Exploring outside in winter with students

SNOW! It’s great for snowballs and sledding. It also presents a whole other way for exploring the outdoors and learning about Maine wildlife in the winter.

While it may feel challenging to observe wildlife in winter, leafless trees and snow provide ample opportunities for spotting birds, evidence of wildlife, and active critters skittering amongst the trees. Maine Audubon educators are taking time this winter to introduce students to all those opportunities, by hosting school groups at our centers and by going to schools to explore habitat in their schoolyards.

Student groups visiting Gilsland Farm begin their visits by learning about the different wildlife strategies for surviving the cold winter months: migration, hibernation, dormancy, and remaining active.
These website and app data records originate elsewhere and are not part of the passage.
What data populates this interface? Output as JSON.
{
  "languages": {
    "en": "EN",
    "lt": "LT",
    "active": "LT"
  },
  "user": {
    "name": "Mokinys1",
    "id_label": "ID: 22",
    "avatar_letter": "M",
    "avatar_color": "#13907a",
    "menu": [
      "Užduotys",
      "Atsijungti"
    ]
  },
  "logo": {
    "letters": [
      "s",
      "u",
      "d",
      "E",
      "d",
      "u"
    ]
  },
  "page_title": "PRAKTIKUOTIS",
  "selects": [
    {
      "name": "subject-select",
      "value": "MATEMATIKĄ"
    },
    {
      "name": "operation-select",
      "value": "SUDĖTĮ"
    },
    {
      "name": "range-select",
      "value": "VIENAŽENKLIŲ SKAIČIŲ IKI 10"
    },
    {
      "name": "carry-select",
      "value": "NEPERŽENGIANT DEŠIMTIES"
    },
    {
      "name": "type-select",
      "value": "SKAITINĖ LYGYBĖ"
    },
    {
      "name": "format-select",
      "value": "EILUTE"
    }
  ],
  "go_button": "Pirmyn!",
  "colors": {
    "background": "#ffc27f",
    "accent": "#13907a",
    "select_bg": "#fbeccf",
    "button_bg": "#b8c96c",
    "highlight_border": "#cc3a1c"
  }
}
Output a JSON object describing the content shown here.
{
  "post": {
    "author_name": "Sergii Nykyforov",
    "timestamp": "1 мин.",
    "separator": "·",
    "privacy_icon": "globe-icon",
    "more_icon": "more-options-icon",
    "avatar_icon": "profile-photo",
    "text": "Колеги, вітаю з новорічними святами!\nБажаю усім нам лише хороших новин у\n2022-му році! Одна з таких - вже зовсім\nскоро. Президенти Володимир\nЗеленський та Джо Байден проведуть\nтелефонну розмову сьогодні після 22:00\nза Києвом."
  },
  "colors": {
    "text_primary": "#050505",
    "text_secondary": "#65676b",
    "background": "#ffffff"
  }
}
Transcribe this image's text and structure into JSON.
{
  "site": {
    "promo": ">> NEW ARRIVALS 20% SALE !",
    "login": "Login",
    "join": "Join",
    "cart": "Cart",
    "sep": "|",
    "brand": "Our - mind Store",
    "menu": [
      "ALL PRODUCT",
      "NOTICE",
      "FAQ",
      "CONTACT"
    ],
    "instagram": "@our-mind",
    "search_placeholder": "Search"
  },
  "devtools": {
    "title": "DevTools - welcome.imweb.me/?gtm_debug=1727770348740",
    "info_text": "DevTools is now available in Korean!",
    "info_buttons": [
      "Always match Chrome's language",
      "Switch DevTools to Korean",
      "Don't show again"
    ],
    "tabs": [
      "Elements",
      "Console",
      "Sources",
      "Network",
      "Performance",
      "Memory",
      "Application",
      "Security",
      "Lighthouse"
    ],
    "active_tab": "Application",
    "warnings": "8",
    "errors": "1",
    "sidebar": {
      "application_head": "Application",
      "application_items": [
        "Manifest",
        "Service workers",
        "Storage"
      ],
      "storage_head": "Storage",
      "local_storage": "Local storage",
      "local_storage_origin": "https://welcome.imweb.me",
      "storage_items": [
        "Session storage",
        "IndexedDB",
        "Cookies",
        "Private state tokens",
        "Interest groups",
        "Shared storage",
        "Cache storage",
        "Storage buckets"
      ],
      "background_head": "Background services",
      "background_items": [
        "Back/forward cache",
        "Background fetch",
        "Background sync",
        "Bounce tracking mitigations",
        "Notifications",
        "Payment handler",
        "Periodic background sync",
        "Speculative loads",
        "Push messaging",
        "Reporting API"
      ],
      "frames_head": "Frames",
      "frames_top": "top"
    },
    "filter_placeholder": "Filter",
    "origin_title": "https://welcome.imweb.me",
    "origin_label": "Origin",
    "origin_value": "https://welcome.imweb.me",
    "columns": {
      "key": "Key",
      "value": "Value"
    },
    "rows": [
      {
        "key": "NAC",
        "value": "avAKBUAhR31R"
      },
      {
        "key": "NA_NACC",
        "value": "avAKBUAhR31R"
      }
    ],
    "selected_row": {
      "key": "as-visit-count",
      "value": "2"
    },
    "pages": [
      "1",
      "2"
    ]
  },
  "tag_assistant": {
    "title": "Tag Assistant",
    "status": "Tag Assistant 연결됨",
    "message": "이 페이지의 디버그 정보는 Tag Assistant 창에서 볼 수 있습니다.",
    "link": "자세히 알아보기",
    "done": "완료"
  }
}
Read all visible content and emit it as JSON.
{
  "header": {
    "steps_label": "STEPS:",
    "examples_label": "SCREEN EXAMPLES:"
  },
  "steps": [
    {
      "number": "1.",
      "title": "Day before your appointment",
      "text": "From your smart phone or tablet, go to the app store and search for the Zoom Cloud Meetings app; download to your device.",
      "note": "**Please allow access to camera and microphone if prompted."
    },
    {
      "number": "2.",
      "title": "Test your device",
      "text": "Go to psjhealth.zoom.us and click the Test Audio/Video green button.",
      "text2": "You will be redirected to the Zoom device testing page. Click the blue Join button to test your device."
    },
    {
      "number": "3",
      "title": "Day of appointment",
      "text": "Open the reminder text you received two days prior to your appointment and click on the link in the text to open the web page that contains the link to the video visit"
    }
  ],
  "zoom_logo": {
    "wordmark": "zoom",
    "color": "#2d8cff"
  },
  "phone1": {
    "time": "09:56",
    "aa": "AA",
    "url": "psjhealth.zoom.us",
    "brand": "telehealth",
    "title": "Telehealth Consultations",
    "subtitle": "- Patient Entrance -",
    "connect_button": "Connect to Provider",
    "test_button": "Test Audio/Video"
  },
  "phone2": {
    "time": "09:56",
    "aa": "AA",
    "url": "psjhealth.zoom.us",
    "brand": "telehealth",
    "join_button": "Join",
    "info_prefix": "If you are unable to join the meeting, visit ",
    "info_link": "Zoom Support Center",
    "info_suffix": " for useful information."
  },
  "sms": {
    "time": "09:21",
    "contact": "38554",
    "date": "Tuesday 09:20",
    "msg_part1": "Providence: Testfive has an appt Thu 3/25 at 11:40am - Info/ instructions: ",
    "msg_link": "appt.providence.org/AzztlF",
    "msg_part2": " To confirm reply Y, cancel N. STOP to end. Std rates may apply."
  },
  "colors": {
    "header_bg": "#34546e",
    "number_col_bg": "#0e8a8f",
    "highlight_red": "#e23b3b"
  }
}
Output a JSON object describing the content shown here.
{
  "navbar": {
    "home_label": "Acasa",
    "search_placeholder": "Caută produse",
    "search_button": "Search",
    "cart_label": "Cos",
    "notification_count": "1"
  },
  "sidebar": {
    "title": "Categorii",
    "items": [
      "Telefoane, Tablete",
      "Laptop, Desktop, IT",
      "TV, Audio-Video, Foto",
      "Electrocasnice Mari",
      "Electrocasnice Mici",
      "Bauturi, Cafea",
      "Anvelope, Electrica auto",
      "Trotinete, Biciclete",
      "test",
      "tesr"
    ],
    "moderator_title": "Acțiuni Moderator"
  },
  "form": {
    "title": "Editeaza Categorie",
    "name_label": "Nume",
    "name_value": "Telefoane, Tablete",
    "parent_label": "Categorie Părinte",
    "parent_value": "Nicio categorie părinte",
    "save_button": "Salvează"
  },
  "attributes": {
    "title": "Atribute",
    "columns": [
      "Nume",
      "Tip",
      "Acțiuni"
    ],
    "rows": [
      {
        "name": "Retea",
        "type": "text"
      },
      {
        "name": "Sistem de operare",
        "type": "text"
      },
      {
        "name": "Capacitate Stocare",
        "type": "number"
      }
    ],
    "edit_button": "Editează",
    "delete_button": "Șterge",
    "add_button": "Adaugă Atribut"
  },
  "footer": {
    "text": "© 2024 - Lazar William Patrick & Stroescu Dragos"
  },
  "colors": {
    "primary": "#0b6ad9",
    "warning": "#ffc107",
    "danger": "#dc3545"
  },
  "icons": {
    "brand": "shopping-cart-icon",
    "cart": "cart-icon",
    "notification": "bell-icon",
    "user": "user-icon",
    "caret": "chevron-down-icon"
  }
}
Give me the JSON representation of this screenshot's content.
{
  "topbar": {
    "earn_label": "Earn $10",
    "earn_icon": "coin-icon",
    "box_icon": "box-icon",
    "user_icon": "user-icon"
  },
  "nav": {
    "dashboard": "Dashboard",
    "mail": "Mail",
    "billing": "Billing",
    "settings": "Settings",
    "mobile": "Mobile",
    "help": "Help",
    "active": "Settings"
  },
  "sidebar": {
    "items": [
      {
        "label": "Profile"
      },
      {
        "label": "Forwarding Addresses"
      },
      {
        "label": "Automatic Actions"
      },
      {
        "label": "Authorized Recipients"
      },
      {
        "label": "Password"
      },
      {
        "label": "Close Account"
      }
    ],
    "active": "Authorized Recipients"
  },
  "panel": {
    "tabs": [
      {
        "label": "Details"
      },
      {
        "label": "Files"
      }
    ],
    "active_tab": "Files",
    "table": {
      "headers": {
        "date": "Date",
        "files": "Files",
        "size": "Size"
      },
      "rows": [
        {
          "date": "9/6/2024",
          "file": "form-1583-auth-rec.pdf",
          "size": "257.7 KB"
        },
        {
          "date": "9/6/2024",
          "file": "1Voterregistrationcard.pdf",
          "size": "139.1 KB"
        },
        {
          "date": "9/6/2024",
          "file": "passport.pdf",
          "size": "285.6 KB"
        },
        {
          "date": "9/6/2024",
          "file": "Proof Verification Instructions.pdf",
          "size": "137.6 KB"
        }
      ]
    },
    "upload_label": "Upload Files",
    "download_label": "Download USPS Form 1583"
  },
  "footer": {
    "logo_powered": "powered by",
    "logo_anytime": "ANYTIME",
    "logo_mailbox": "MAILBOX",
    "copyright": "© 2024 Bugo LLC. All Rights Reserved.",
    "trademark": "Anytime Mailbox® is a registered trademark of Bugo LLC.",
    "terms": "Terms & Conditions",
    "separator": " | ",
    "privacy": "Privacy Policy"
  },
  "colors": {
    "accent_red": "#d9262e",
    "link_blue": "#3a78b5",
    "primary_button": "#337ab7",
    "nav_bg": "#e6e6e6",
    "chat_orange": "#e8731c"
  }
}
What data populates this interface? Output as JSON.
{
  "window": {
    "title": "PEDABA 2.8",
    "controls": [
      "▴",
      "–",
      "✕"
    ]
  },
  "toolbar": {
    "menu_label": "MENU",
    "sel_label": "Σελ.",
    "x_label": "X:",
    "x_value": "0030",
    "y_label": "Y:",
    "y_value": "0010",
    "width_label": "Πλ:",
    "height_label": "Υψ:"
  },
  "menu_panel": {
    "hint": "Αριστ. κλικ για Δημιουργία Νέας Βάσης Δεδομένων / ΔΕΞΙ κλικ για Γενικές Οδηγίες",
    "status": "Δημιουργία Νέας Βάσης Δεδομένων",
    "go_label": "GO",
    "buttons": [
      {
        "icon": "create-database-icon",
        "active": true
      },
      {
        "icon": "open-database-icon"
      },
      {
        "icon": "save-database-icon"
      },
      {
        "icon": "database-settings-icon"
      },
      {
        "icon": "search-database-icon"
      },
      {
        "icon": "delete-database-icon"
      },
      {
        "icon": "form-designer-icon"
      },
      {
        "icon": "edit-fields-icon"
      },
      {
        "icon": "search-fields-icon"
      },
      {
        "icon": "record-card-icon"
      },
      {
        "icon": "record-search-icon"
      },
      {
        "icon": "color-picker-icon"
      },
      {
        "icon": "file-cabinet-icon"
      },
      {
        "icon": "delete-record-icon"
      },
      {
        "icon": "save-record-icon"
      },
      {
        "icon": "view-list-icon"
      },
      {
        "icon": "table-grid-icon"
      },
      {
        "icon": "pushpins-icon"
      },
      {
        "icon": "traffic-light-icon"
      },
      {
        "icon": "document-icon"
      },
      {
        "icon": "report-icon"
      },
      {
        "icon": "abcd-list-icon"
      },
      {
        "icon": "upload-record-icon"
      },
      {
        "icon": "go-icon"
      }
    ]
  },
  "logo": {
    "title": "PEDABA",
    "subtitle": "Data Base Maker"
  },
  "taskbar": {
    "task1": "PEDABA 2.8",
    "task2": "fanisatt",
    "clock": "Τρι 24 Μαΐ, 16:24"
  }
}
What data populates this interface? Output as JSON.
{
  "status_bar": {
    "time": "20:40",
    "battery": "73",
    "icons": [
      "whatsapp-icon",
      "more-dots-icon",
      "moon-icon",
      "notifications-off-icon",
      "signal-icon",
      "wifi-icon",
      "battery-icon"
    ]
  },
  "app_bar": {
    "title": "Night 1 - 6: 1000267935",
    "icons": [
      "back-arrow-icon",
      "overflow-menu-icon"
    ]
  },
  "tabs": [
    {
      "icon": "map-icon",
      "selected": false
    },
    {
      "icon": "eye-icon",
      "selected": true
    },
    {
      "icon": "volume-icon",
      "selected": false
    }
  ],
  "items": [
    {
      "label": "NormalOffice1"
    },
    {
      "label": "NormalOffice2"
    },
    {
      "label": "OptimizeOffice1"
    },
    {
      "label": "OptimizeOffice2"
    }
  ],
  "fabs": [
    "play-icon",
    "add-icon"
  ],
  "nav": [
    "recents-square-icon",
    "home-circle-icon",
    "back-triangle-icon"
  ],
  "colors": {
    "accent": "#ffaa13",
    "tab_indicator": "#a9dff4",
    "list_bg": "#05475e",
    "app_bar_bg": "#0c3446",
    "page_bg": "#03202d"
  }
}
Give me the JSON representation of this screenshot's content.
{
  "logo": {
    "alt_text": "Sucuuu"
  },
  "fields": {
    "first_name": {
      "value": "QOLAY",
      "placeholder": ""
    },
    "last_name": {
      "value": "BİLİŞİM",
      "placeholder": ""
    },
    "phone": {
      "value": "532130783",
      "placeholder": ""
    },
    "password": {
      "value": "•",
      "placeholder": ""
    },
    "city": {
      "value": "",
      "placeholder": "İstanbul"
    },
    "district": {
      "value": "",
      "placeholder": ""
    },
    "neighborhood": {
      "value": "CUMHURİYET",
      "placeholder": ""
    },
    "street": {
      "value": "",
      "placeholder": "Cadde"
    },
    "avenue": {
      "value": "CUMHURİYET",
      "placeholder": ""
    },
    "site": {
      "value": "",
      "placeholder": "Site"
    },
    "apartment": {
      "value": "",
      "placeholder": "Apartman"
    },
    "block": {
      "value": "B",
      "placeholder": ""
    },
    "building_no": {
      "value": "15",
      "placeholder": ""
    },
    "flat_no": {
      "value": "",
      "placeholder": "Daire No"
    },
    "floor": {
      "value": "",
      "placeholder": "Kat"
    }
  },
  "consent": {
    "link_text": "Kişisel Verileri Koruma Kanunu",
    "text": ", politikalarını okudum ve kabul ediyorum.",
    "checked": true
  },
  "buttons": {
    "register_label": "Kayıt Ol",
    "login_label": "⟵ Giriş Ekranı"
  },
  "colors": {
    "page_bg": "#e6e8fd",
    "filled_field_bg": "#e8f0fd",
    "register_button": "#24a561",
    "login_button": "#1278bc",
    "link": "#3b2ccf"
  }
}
Do you know which three mammals in Maine are the only true hibernators? Woodchucks, Little Brown Bats, and jumping mice. Other mammals like skunks, raccoons, porcupines, and chipmunks are dormant; though they sleep through much of winter, they forage when able and their metabolic state alters only slightly.
Tracks in winter

When students venture outside, the forest is abundant with evidence of animal activity. Discovering squirrel nests, tracks, tree cavities and hollows, scat, squirrel middens of excavated acorns, dark holes leading into dens, and mice tunnels all spark joy and excitement in students.

At the East End Community School in Portland, students with the after-school program LearningWorks followed tracks and droppings around their schoolyard the day after a storm. Students eagerly chased the tracks alongside buildings, past playground equipment, through shrubs and small trees, across a field, and eventually through the chain link fence surrounding the property. On the other side of the fence students traced the tracks to a den; we wondered if it might be a Cottontail Rabbit!
Tracks in winter
LearningWorks participants at Talbot Elementary in Portland also looked for tracks in the woods behind their school, after learning about some of the remarkable ways that active wildlife adapt to survive winter. Changing diet, storing energy, growing thicker coats, fluffing feathers, and changing color to camouflage with the snow are all impressive adaptations employed by Maine wildlife this time of year.

It’s February and there’s plenty of winter left, so head outside to see, hear and smell whatever signs of wildlife you can!